▸ **SOURCE INFORMATION**
++++++++

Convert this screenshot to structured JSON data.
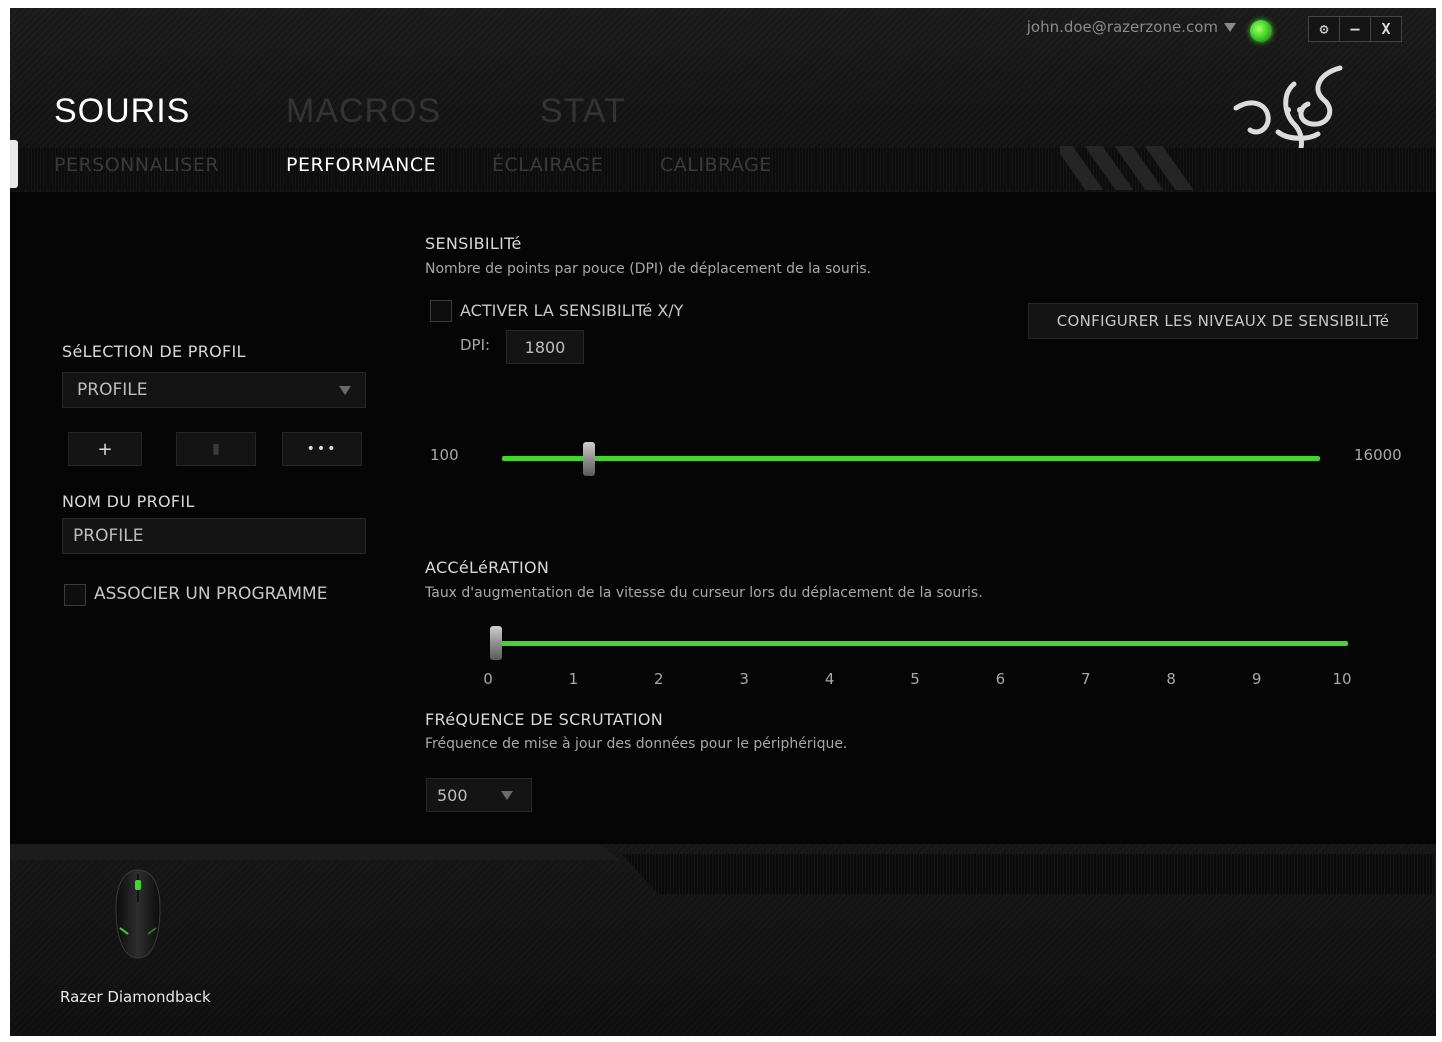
{
  "window": {
    "account": "john.doe@razerzone.com",
    "controls": {
      "settings": "⚙",
      "minimize": "–",
      "close": "X"
    }
  },
  "tabs": {
    "souris": "SOURIS",
    "macros": "MACROS",
    "stat": "STAT"
  },
  "subtabs": {
    "personnaliser": "PERSONNALISER",
    "performance": "PERFORMANCE",
    "eclairage": "ÉCLAIRAGE",
    "calibrage": "CALIBRAGE"
  },
  "profile": {
    "selection_label": "SéLECTION DE PROFIL",
    "selected": "PROFILE",
    "add": "+",
    "delete": "▮",
    "more": "•••",
    "name_label": "NOM DU PROFIL",
    "name_value": "PROFILE",
    "associate_label": "ASSOCIER UN PROGRAMME"
  },
  "sensitivity": {
    "title": "SENSIBILITé",
    "description": "Nombre de points par pouce (DPI) de déplacement de la souris.",
    "xy_label": "ACTIVER LA SENSIBILITé X/Y",
    "dpi_label": "DPI:",
    "dpi_value": "1800",
    "configure_button": "CONFIGURER LES NIVEAUX DE SENSIBILITé",
    "min_label": "100",
    "max_label": "16000",
    "min": 100,
    "max": 16000,
    "value": 1800
  },
  "acceleration": {
    "title": "ACCéLéRATION",
    "description": "Taux d'augmentation de la vitesse du curseur lors du déplacement de la souris.",
    "ticks": [
      "0",
      "1",
      "2",
      "3",
      "4",
      "5",
      "6",
      "7",
      "8",
      "9",
      "10"
    ],
    "value": 0,
    "max": 10
  },
  "polling": {
    "title": "FRéQUENCE DE SCRUTATION",
    "description": "Fréquence de mise à jour des données pour le périphérique.",
    "value": "500"
  },
  "device": {
    "name": "Razer Diamondback"
  },
  "colors": {
    "accent": "#44d62c",
    "background": "#050505"
  }
}
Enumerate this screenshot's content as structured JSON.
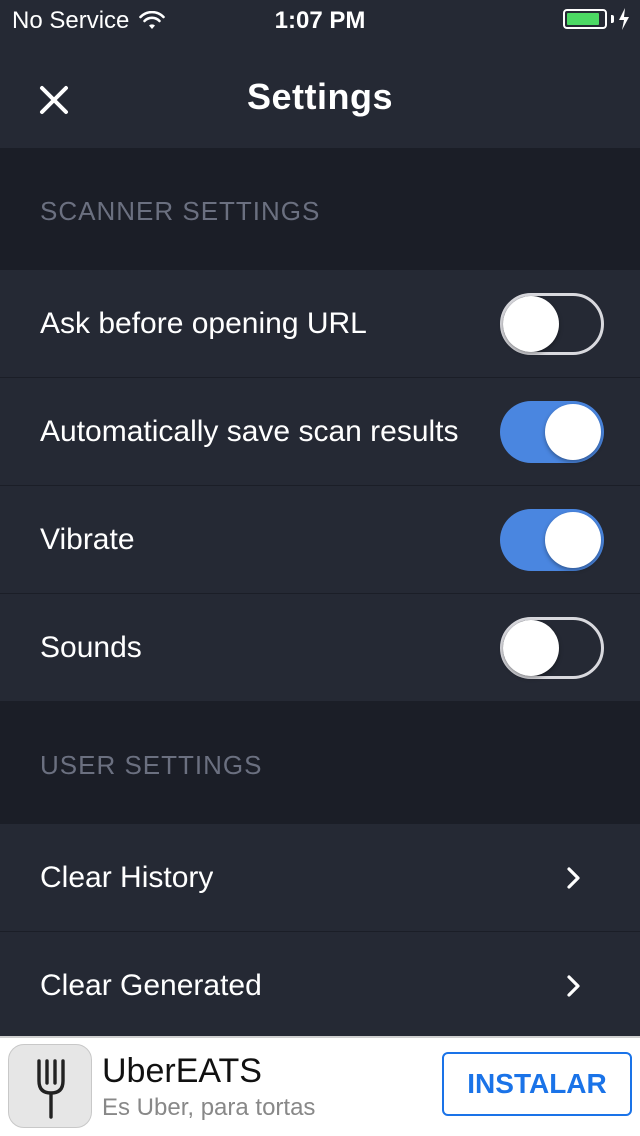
{
  "status_bar": {
    "carrier": "No Service",
    "time": "1:07 PM",
    "battery_level": 0.9,
    "battery_color": "#4cd964"
  },
  "nav": {
    "title": "Settings",
    "close_icon": "close-icon"
  },
  "scanner_section": {
    "header": "SCANNER SETTINGS",
    "rows": [
      {
        "label": "Ask before opening URL",
        "enabled": false
      },
      {
        "label": "Automatically save scan results",
        "enabled": true
      },
      {
        "label": "Vibrate",
        "enabled": true
      },
      {
        "label": "Sounds",
        "enabled": false
      }
    ]
  },
  "user_section": {
    "header": "USER SETTINGS",
    "rows": [
      {
        "label": "Clear History",
        "icon": "chevron-right-icon"
      },
      {
        "label": "Clear Generated",
        "icon": "chevron-right-icon"
      }
    ]
  },
  "ad": {
    "title": "UberEATS",
    "subtitle": "Es Uber, para tortas",
    "button": "INSTALAR",
    "icon": "fork-icon"
  },
  "colors": {
    "background": "#1b1e27",
    "row_background": "#252934",
    "toggle_on": "#4a86e0",
    "section_text": "#6b7080",
    "ad_button": "#1a73e8"
  }
}
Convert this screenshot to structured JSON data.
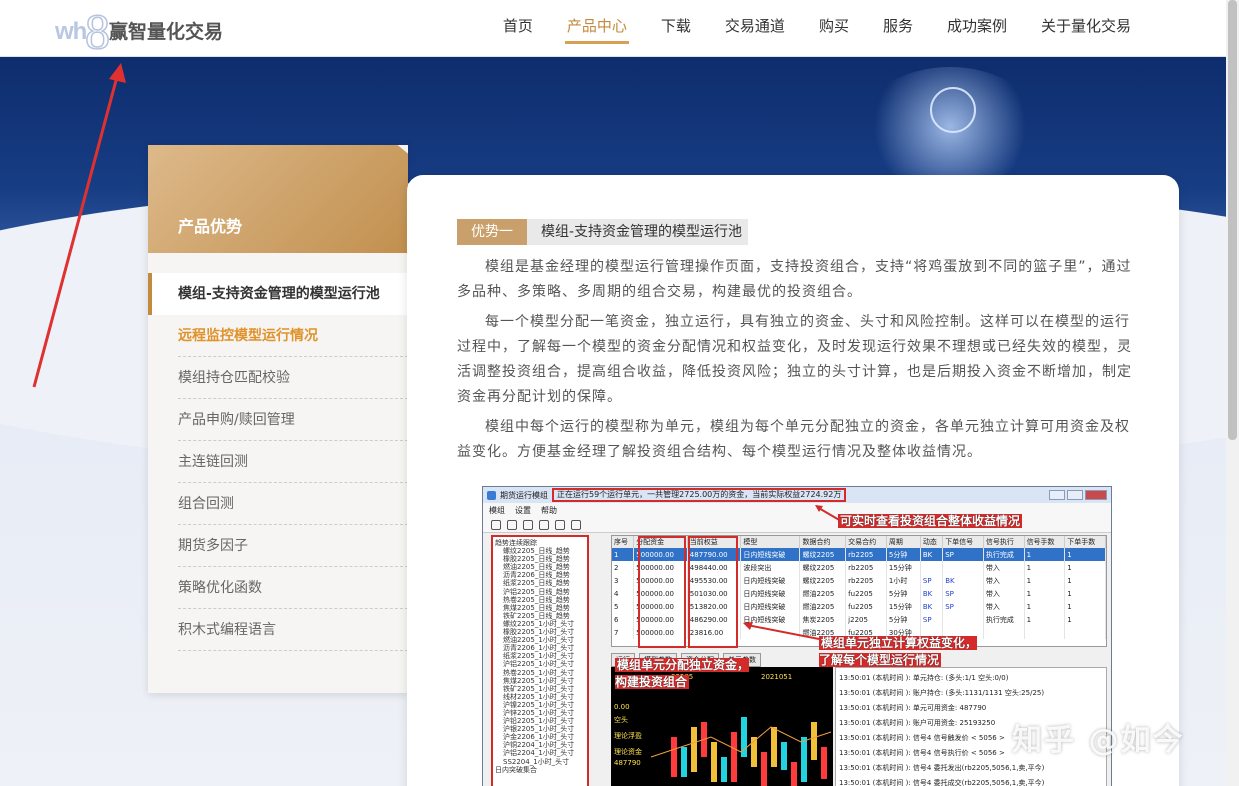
{
  "brand": {
    "logo_mark": "wh",
    "logo_num": "8",
    "name": "赢智量化交易"
  },
  "nav": {
    "items": [
      {
        "label": "首页"
      },
      {
        "label": "产品中心",
        "active": true
      },
      {
        "label": "下载"
      },
      {
        "label": "交易通道"
      },
      {
        "label": "购买"
      },
      {
        "label": "服务"
      },
      {
        "label": "成功案例"
      },
      {
        "label": "关于量化交易"
      }
    ]
  },
  "sidebar": {
    "title": "产品优势",
    "items": [
      {
        "label": "模组-支持资金管理的模型运行池",
        "state": "active"
      },
      {
        "label": "远程监控模型运行情况",
        "state": "hover"
      },
      {
        "label": "模组持仓匹配校验"
      },
      {
        "label": "产品申购/赎回管理"
      },
      {
        "label": "主连链回测"
      },
      {
        "label": "组合回测"
      },
      {
        "label": "期货多因子"
      },
      {
        "label": "策略优化函数"
      },
      {
        "label": "积木式编程语言"
      }
    ]
  },
  "content": {
    "tag_label": "优势一",
    "tag_title": "模组-支持资金管理的模型运行池",
    "paragraphs": [
      "模组是基金经理的模型运行管理操作页面，支持投资组合，支持“将鸡蛋放到不同的篮子里”，通过多品种、多策略、多周期的组合交易，构建最优的投资组合。",
      "每一个模型分配一笔资金，独立运行，具有独立的资金、头寸和风险控制。这样可以在模型的运行过程中，了解每一个模型的资金分配情况和权益变化，及时发现运行效果不理想或已经失效的模型，灵活调整投资组合，提高组合收益，降低投资风险；独立的头寸计算，也是后期投入资金不断增加，制定资金再分配计划的保障。",
      "模组中每个运行的模型称为单元，模组为每个单元分配独立的资金，各单元独立计算可用资金及权益变化。方便基金经理了解投资组合结构、每个模型运行情况及整体收益情况。"
    ]
  },
  "screenshot": {
    "window_title": "期货运行模组",
    "status": "正在运行59个运行单元，一共管理2725.00万的资金，当前实际权益2724.92万",
    "menu": [
      "模组",
      "设置",
      "帮助"
    ],
    "tree_root": "趋势连续跟踪",
    "tree_items": [
      "螺纹2205_日线_趋势",
      "橡胶2205_日线_趋势",
      "燃油2205_日线_趋势",
      "沥青2206_日线_趋势",
      "纸浆2205_日线_趋势",
      "沪铝2205_日线_趋势",
      "热卷2205_日线_趋势",
      "焦煤2205_日线_趋势",
      "铁矿2205_日线_趋势",
      "螺纹2205_1小时_头寸",
      "橡胶2205_1小时_头寸",
      "燃油2205_1小时_头寸",
      "沥青2206_1小时_头寸",
      "纸浆2205_1小时_头寸",
      "沪铝2205_1小时_头寸",
      "热卷2205_1小时_头寸",
      "焦煤2205_1小时_头寸",
      "铁矿2205_1小时_头寸",
      "线材2205_1小时_头寸",
      "沪镍2205_1小时_头寸",
      "沪锌2205_1小时_头寸",
      "沪铅2205_1小时_头寸",
      "沪银2205_1小时_头寸",
      "沪金2206_1小时_头寸",
      "沪铜2204_1小时_头寸",
      "沪铝2204_1小时_头寸",
      "SS2204_1小时_头寸"
    ],
    "tree_footer": "日内突破集合",
    "table": {
      "headers": [
        "序号",
        "分配资金",
        "当前权益",
        "模型",
        "数据合约",
        "交易合约",
        "周期",
        "动态",
        "下单信号",
        "信号执行",
        "信号手数",
        "下单手数"
      ],
      "rows": [
        [
          "1",
          "500000.00",
          "487790.00",
          "日内短线突破",
          "螺纹2205",
          "rb2205",
          "5分钟",
          "BK",
          "SP",
          "执行完成",
          "1",
          "1"
        ],
        [
          "2",
          "500000.00",
          "498440.00",
          "波段突出",
          "螺纹2205",
          "rb2205",
          "15分钟",
          "",
          "",
          "带入",
          "1",
          "1"
        ],
        [
          "3",
          "500000.00",
          "495530.00",
          "日内短线突破",
          "螺纹2205",
          "rb2205",
          "1小时",
          "SP",
          "BK",
          "带入",
          "1",
          "1"
        ],
        [
          "4",
          "500000.00",
          "501030.00",
          "日内短线突破",
          "燃油2205",
          "fu2205",
          "5分钟",
          "BK",
          "SP",
          "带入",
          "1",
          "1"
        ],
        [
          "5",
          "500000.00",
          "513820.00",
          "日内短线突破",
          "燃油2205",
          "fu2205",
          "15分钟",
          "BK",
          "SP",
          "带入",
          "1",
          "1"
        ],
        [
          "6",
          "500000.00",
          "486290.00",
          "日内短线突破",
          "焦炭2205",
          "j2205",
          "5分钟",
          "SP",
          "",
          "执行完成",
          "1",
          "1"
        ],
        [
          "7",
          "500000.00",
          "23816.00",
          "",
          "燃油2205",
          "fu2205",
          "30分钟",
          "",
          "",
          "",
          "",
          ""
        ]
      ]
    },
    "tabs": [
      "运行",
      "模型参数",
      "资金分配",
      "单元参数"
    ],
    "chart_tag1": "S2205",
    "chart_tag2": "2021051",
    "chart_label_1": "空头",
    "chart_label_2": "理论浮盈",
    "chart_label_3": "理论资金",
    "chart_value_1": "0.00",
    "chart_value_2": "487790",
    "log_lines": [
      "13:50:01 (本机时间    ): 单元持仓: (多头:1/1 空头:0/0)",
      "13:50:01 (本机时间    ): 账户持仓: (多头:1131/1131 空头:25/25)",
      "13:50:01 (本机时间    ): 单元可用资金: 487790",
      "13:50:01 (本机时间    ): 账户可用资金: 25193250",
      "13:50:01 (本机时间    ): 信号4 信号触发价 < 5056 >",
      "13:50:01 (本机时间    ): 信号4 信号执行价 < 5056 >",
      "13:50:01 (本机时间    ): 信号4 委托发出(rb2205,5056,1,卖,平今)",
      "13:50:01 (本机时间    ): 信号4 委托成交(rb2205,5056,1,卖,平今)"
    ],
    "annot_top": "可实时查看投资组合整体收益情况",
    "annot_mid": "模组单元独立计算权益变化，了解每个模型运行情况",
    "annot_left": "模组单元分配独立资金，构建投资组合"
  },
  "watermark": "知乎 @如今",
  "colors": {
    "accent_gold": "#c28a3c",
    "hover_orange": "#e0922b",
    "annotation_red": "#d42a2a",
    "hero_navy": "#0e2d6d"
  }
}
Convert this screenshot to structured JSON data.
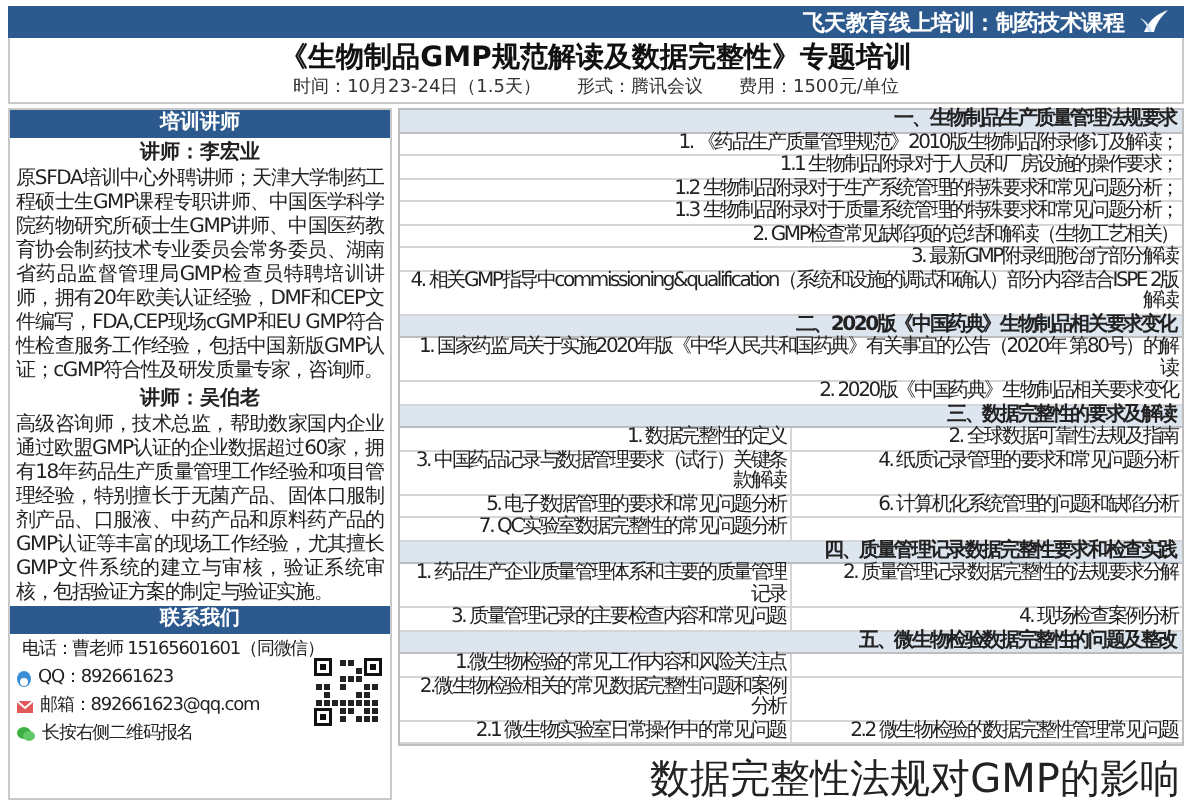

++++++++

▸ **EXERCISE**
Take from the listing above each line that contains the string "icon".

▸ **EXERCISE RESPONSE**
    "close_icon": "close-icon"
        "icon": "chevron-right-icon"
        "icon": "chevron-right-icon"
    "icon": "fork-icon"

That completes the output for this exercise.